- (IBAction)postToTwitterClicked:(id)sender 
{
    if ([TWTweetComposeViewController canSendTweet])
    {
        TWTweetComposeViewController *tweetSheet = [[TWTweetComposeViewController alloc]init];
        
        [tweetSheet setInitialText:@"This is a sample tweet!"];
        [tweetSheet addURL:[NSURL URLWithString:@"http://www.Twitter.com"]];
        
        [self presentModalViewController:tweetSheet animated:YES];
    }
    else 
    {
        UIAlertView *av = [[UIAlertView alloc] initWithTitle:@"Unable to tweet"
                                                     message:@"Please ensure that you have at least one twitter account setup and have internet connectivity. You can setup a twitter account in the iOS Settings > Twitter > login."
                                                    delegate:self 
                                           cancelButtonTitle:@"OK" 
                                           otherButtonTitles:nil];
        [av show]; 
    }
}

A little explanation of the above. First, we want to check if we have the capability of sending a tweet, this just checks to see that you have at least one account signed in. If you can’t send a tweet, do something to notify the user what is wrong, such as displaying an alert prompting them to sign in, otherwise the user will wonder why they can’t make a tweet.

Next, alloc/init a TWTweetComposeViewController, this is the controller that handles composing a tweet. You can set the initial message (the tweet contents). You can also set URLs, locations, and images, refer to the documentation for info on those.

Finally, present the view controller modally (sits on top of anything else). It should look a little like this :

Once you’ve sent a tweet, it will sound a bird chirp to let the user know it is successful.

Easy, its a little shame that the same cannot be said for Facebook…hopefully iOS6 may ease integration.

Improving Tesseract OCR results on the iOS platform

If you’ve found yourself using Tesseract on the iOS platform, and you’re scratching your head as to why the OCR results are so terribly incorrect, you might be interested in the following. Most of the tesseract iOS tutorials talk about compiling the libraries, but don’t really cover how to use it.

Theres always an app for that, but how do you understand how it works?

Are you using something like this to interface with the tesseract API?

char* text = tess->TesseractRect(imageData,(int)bytes_per_pixel,(int)bytes_per_line, 0, 0,(int) imageSize.height,(int) imageSize.width);

NSLog(@"Converted text: %@",[NSStringstringWithCString:text encoding:NSUTF8StringEncoding]);

I was using this to start with, and the results were terrible, if it was able to read anything it was mostly returning special characters or just utter nonsense.

Looking closer at the API documentation, you can see this :

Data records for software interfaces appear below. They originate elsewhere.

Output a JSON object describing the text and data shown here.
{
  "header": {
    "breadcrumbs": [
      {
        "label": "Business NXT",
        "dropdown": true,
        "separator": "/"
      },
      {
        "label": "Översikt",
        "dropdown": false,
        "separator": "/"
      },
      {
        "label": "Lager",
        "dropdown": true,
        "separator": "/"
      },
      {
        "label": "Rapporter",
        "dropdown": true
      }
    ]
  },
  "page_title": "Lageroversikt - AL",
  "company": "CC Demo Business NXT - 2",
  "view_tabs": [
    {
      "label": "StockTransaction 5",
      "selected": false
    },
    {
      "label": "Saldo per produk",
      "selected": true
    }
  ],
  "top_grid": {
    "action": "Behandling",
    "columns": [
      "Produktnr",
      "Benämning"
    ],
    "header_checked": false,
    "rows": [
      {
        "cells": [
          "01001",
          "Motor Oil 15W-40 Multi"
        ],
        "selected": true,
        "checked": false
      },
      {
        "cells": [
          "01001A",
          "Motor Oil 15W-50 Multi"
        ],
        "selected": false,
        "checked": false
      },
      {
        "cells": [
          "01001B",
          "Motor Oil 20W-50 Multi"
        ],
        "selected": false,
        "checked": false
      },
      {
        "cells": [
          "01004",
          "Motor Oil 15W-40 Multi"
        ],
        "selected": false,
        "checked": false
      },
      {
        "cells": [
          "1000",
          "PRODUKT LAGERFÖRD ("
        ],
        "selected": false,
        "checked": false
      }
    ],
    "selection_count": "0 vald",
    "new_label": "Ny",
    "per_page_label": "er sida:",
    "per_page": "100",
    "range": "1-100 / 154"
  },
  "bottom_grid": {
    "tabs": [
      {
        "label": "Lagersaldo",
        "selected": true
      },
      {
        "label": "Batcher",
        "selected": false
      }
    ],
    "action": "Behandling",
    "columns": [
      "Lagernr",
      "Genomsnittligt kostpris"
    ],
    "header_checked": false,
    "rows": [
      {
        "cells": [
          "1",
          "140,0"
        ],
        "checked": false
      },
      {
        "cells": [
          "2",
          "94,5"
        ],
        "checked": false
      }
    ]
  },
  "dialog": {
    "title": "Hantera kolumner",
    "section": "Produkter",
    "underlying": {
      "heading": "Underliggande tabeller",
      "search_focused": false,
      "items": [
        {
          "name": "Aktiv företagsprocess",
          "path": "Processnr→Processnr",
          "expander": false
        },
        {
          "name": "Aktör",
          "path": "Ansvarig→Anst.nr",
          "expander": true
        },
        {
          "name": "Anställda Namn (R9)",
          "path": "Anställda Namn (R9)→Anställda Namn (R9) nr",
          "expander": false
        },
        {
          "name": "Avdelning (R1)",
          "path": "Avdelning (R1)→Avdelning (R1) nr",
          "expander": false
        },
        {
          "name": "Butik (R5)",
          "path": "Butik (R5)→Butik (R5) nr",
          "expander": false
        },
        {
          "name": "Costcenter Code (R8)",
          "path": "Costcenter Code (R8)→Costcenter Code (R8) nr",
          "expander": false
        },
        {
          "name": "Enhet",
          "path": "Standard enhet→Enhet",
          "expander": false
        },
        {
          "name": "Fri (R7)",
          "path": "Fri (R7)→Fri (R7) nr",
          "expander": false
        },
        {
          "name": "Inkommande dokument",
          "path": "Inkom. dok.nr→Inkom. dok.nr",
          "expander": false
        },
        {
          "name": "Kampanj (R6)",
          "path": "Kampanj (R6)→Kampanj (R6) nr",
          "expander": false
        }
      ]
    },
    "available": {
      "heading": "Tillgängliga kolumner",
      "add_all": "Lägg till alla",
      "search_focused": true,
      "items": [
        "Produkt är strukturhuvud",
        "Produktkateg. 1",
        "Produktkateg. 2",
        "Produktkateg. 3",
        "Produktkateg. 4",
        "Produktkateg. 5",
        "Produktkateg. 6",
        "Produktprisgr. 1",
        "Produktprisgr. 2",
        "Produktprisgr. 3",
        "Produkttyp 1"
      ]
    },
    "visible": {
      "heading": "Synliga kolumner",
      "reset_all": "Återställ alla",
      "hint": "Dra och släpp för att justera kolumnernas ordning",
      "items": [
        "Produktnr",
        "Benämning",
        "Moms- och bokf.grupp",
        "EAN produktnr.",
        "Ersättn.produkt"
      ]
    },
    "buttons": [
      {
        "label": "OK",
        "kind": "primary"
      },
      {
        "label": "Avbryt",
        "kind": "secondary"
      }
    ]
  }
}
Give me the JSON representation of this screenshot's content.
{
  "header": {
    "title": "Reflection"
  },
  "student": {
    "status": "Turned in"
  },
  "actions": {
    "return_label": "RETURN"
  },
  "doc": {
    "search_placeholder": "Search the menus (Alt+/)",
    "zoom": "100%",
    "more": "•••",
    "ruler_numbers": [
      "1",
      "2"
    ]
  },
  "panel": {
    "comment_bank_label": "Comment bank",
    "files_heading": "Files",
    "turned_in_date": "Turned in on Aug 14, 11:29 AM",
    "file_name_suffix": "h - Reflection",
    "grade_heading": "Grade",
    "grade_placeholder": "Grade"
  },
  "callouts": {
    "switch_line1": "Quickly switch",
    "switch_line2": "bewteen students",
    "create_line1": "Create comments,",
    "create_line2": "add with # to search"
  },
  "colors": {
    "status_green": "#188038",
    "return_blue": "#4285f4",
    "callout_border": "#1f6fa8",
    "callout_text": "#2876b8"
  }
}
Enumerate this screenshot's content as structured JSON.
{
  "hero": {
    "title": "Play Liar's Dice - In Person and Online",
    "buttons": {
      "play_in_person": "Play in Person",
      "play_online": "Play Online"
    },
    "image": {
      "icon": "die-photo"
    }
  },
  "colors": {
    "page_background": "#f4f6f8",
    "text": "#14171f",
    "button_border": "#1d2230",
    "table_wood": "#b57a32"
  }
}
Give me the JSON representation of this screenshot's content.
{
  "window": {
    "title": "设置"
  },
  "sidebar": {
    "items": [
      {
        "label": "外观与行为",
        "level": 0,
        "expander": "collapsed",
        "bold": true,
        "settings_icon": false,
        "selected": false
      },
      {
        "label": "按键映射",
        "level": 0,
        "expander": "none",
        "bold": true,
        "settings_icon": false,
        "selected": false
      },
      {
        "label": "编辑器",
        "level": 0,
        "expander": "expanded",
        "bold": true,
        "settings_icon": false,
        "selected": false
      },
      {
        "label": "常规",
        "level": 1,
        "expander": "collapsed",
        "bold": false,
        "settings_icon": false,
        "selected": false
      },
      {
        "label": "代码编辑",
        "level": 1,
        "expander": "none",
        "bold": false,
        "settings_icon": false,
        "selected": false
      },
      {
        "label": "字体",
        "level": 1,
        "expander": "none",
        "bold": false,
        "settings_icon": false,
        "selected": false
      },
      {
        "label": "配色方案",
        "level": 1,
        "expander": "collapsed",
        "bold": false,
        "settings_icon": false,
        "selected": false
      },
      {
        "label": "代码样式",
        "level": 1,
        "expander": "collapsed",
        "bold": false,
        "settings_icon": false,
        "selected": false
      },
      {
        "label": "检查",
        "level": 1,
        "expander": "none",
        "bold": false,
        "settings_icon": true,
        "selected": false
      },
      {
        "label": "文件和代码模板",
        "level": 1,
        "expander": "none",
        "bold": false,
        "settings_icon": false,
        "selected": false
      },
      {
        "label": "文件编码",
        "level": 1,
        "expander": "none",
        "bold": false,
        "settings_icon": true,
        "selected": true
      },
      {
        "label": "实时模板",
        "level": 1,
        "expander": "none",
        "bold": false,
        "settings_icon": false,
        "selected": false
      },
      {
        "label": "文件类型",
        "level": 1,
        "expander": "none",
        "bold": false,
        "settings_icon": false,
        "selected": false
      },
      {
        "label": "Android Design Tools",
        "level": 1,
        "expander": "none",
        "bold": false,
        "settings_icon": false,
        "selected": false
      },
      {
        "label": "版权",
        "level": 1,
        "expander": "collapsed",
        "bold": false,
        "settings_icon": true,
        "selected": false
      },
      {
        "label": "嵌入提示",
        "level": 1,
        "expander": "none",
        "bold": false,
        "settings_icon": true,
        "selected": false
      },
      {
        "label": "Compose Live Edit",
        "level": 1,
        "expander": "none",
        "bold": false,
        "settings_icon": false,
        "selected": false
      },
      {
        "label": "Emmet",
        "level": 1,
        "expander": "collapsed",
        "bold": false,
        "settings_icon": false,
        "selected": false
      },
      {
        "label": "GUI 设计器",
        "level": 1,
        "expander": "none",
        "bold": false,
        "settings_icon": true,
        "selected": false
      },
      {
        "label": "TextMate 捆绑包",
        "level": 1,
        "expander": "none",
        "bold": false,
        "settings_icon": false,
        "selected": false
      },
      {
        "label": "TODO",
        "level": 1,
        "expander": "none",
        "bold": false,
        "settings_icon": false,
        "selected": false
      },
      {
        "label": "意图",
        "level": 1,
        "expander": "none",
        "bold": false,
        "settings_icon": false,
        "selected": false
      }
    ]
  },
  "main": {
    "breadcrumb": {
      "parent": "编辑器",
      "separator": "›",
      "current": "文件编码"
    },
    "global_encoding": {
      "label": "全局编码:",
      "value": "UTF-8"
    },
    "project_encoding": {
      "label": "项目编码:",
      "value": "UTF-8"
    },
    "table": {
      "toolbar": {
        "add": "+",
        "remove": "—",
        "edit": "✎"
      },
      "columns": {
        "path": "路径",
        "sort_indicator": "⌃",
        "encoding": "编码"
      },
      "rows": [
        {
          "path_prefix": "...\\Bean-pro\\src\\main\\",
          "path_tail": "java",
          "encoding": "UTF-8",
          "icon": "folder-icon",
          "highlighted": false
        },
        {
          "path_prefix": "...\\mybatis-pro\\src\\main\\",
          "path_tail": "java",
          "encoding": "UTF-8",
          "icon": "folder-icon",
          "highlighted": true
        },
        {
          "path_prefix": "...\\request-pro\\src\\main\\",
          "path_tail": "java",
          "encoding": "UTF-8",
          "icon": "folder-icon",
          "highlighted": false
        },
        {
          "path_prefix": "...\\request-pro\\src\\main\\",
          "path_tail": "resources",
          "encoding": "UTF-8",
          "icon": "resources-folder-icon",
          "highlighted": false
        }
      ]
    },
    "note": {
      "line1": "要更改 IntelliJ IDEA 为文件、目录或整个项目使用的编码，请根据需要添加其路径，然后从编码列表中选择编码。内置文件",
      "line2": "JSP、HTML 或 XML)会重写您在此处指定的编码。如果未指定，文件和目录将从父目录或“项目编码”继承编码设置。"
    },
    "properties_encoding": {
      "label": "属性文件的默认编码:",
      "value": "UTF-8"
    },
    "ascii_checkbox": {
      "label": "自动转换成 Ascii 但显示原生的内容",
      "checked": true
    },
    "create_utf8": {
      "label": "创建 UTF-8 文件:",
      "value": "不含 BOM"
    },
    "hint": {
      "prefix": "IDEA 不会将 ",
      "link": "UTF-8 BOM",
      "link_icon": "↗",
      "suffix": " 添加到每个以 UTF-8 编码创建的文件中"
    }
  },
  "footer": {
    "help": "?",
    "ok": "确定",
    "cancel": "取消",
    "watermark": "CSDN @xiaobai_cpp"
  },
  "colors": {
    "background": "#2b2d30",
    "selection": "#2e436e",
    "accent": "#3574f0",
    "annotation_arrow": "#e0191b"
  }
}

/**
   * Recognize a rectangle from an image and return the result as a string.
   * May be called many times for a single Init.
   * Currently has no error checking.
   * Greyscale of 8 and color of 24 or 32 bits per pixel may be given.
   * Palette color images will not work properly and must be converted to
   * 24 bit.
   * Binary images of 1 bit per pixel may also be given but they must be
   * byte packed with the MSB of the first byte being the first pixel, and a
   * 1 represents WHITE. For binary images set bytes_per_pixel=0.
   * The recognized text is returned as a char* which is coded
   * as UTF8 and must be freed with the delete [] operator.
   *
   * Note that TesseractRect is the simplified convenience interface.
   * For advanced uses, use SetImage, (optionally) SetRectangle, Recognize,
   * and one or more of the Get*Text functions below.
   */
  char* TesseractRect(const unsigned char* imagedata,
                      int bytes_per_pixel, int bytes_per_line,
                      int left, int top, int width, int height);

Therefore, swap over and use this implementation:

    tess->SetImage(imageData,(int) imageSize.width, imageSize.height, (int)bytes_per_pixel,(int)bytes_per_line);
    char* someChars = tess->GetUTF8Text();
    NSString * someString = [NSString stringWithCString:someChars encoding:NSUTF8StringEncoding];
    NSLog(@"Better results this way %@", someString);

Nothing groundbreaking here, just pointing it out!

Don’t forget to use blacklisting and whitelisting for character sets, that helps improve results tremendously.

Thanks